Top of RECORDED DATA
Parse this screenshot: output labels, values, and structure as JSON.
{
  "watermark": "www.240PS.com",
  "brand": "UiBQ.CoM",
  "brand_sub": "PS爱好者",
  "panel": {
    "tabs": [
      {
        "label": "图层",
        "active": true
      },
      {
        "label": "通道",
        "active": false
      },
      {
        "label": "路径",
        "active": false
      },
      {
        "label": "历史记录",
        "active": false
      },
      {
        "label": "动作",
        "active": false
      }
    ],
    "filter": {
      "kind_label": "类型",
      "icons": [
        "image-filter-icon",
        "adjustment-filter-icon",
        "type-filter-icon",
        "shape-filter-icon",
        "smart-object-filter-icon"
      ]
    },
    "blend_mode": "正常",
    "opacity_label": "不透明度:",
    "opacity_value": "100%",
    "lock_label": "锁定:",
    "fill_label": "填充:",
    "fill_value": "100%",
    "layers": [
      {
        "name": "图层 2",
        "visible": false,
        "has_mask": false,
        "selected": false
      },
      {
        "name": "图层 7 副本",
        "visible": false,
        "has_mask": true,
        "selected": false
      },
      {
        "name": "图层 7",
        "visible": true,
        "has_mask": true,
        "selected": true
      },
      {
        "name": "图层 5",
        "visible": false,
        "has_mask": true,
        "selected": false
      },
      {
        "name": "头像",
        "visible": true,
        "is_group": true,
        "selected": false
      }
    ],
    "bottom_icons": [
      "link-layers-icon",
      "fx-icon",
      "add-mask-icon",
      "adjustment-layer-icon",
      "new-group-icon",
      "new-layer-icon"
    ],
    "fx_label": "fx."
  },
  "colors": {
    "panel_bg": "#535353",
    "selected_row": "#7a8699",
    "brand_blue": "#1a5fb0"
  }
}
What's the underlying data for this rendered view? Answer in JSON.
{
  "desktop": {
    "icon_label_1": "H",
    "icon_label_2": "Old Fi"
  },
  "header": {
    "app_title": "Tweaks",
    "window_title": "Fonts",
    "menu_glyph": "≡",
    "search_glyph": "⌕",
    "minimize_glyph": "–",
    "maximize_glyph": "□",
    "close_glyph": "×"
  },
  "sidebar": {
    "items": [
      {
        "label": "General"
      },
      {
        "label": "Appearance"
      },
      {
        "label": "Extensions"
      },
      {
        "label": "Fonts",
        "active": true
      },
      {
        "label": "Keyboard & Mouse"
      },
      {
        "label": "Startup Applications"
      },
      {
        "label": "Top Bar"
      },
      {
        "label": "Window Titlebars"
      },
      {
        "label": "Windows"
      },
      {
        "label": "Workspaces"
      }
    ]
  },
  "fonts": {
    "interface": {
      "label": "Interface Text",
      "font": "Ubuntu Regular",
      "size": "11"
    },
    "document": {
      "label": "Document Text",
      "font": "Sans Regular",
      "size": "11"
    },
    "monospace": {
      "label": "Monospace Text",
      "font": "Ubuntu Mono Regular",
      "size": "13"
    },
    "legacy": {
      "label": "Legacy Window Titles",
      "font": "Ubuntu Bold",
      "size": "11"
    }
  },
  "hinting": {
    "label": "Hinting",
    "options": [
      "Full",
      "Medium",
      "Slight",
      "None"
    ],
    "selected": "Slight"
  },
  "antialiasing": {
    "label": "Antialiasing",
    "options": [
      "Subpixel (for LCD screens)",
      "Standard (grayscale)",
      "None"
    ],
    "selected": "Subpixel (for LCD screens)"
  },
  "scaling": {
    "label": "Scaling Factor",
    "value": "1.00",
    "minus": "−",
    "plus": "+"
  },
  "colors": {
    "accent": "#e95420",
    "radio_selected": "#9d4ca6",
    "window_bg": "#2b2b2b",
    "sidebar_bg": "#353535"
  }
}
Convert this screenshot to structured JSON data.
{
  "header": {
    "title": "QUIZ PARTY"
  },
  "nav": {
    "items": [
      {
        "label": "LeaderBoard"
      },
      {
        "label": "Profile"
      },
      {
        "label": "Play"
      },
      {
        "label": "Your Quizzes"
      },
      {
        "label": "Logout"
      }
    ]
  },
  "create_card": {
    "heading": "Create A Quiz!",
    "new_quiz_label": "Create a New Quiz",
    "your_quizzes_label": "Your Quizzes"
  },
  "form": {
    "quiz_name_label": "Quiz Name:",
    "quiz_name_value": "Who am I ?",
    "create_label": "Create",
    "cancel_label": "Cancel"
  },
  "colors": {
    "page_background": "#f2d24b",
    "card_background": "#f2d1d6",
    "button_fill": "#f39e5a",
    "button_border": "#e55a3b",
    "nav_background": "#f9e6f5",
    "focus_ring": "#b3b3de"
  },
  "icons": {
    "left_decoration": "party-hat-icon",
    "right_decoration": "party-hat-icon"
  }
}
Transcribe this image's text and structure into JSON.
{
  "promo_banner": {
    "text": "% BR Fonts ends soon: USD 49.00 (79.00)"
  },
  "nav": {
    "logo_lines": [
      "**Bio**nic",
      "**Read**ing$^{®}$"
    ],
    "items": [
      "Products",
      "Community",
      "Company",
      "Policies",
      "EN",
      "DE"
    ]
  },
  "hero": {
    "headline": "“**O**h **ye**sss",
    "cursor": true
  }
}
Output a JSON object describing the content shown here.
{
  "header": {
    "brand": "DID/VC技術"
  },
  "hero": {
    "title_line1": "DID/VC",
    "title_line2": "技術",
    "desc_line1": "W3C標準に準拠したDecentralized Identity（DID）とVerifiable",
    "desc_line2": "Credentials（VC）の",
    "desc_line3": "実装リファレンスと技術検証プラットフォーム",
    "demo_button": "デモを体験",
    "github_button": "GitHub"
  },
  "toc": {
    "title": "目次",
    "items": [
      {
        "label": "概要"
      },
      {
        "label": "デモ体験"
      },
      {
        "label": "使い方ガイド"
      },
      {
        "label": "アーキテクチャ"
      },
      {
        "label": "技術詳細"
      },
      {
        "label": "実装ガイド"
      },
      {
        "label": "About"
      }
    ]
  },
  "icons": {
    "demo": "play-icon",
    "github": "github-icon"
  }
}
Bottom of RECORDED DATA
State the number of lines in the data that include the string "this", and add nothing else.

4